***** Source information

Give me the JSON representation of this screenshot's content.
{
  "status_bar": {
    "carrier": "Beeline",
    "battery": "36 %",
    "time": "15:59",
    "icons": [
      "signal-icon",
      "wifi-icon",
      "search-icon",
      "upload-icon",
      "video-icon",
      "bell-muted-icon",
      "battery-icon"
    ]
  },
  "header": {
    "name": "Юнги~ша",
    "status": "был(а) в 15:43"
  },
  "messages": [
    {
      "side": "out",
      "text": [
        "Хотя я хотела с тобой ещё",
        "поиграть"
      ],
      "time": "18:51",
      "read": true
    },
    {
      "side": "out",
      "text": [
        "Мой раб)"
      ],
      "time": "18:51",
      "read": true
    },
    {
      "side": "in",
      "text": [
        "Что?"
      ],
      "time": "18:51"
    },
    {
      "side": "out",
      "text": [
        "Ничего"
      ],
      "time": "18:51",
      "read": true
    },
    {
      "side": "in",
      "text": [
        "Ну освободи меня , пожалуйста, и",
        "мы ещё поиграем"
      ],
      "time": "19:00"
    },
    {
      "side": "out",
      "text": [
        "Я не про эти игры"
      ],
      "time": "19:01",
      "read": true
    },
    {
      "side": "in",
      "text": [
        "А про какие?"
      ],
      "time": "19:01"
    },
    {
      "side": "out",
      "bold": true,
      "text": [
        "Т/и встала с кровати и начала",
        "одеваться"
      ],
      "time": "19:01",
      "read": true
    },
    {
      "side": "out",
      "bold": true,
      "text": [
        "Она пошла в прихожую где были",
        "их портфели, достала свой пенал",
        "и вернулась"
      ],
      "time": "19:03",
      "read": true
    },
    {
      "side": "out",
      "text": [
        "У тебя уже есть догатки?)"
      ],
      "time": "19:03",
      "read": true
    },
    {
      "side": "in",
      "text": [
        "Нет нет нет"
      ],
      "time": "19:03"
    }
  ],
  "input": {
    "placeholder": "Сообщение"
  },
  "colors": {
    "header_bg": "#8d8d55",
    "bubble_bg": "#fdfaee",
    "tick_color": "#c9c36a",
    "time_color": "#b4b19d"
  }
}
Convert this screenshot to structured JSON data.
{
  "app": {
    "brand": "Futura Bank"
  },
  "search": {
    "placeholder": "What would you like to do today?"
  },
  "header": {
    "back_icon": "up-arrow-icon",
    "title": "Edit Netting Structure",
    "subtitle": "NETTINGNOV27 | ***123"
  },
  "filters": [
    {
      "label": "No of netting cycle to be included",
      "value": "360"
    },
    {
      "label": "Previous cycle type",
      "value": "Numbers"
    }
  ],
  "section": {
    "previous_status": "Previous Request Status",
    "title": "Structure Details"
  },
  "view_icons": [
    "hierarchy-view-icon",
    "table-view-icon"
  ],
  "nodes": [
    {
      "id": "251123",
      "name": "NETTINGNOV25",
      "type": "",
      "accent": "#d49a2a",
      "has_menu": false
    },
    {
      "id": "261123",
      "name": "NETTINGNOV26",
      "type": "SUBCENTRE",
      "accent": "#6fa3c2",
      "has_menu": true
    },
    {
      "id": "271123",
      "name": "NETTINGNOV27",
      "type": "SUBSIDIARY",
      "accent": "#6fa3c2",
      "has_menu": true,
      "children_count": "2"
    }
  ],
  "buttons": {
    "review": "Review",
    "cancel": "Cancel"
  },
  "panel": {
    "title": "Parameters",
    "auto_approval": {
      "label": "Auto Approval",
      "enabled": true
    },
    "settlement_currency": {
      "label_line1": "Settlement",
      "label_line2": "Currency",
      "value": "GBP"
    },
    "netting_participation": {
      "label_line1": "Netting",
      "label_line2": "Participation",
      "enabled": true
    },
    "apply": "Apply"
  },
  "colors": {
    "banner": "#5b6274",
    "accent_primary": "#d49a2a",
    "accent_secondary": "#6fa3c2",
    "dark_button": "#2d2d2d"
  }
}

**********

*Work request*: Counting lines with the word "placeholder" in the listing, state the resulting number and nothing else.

*Exercise answer*: 2